OCZ has had a long-standing relationship with my PC’s. I have had plenty of RAM, Power Supplies, and other various items in almost all of my rigs over the years. However, there hasn’t been an SSD from OCZ in the lab… until now. As far as SSDs go, I am a big fan of the Crucial M4 linup; so much so that it has made its home in my regular system. Today, OCZ thinks they can sway me with their Indilinx infused Vector SSD.
OCZ promises that this drive delivers “the industy’s fastest performance” at 100,000 random read and 95,000 random write IOPS. To add to that, they claim that this drive is capable of sequential read speeds of 550MB /s, sequential write speeds of 530 MB /s. These are pretty stout numbers; will they add up?
Note: The image below was captured from the OCZ product page.
The Vector is a 2.5″ SATA III drive available in 128GB (VTR1-25SAT3-128G), 256GB (VTR1-25SAT3-256G) and (512GB VTR1-25SAT3-512G) flavors that features an Indilinx Barefoot 3 controller, which is the reason for the Indilinx infused graphic. It supports TRIM and sports 25nm Multi-Level Cell (MLC) NAND. Inside the packaging you get the drive, a 2.5″ to 3.5″ adapter, a user manual, and an activation key for Acronis True Image HD software.

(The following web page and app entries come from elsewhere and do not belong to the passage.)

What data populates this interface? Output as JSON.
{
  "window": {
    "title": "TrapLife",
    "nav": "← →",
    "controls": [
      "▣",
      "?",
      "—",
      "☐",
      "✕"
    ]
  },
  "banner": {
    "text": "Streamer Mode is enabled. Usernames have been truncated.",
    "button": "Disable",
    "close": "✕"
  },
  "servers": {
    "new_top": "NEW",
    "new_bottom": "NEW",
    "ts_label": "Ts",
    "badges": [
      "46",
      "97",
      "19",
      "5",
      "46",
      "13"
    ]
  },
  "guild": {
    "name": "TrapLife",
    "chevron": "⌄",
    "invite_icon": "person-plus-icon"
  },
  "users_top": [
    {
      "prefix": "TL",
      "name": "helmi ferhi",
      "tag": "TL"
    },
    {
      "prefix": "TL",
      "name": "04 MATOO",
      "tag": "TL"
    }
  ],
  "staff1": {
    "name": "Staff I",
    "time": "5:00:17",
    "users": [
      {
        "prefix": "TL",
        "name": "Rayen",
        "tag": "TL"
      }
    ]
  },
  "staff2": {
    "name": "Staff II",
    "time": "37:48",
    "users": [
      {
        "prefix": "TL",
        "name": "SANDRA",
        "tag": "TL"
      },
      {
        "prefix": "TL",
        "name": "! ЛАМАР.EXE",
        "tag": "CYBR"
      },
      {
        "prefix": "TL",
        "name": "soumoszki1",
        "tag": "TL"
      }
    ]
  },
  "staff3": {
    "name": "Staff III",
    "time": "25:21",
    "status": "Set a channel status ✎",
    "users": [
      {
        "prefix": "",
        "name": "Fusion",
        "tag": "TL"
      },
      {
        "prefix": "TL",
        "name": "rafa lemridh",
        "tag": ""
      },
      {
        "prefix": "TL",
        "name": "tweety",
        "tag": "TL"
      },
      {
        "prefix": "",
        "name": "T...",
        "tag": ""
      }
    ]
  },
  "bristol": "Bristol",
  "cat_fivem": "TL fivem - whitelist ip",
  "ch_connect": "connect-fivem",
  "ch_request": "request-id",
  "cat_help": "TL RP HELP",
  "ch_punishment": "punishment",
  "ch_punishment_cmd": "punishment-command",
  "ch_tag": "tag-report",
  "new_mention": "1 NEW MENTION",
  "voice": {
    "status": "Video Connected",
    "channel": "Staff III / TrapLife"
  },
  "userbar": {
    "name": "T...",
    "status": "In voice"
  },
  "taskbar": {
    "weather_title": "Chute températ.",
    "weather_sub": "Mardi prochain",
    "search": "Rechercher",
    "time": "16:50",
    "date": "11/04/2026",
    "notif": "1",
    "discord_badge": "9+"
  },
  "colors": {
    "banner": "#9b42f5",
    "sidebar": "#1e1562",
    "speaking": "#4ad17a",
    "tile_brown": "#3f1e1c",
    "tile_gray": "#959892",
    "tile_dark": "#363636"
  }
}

The Vector will weigh you down a bit more than the Crucial M4, at 115g it is 45g heavier. The additional weight is attributed to the OCZ’s choice for the enclosure. It will also consume more juice than its competitor. The Vector will eat up .9W while idle and 2.25W while active vs the M4 at .065W idle and .15W active.
Additionally, this drive is rated for 20GB per day of host writes for 5 years, BCH ECC correction for up to 28 random bits/1KB, and a MTBF (Mean Time Before Failure) of 1.3 million hours. What does that add up to? A five year warranty… and some data reassurance.
Internally, the Vector homes sixteen of Micron’s 29F128G08CFAAB NAND. There are also versions of this drive floating around with OCZ branded NAND (M2502128T048SX22). Additionally, the Vector features a 256MB PC3-12800 (DDR3-1600) buffer on each side of the PCB. The thermal material on top of the Indilinx Barefoot 3 controller was left intact for later benchmarking.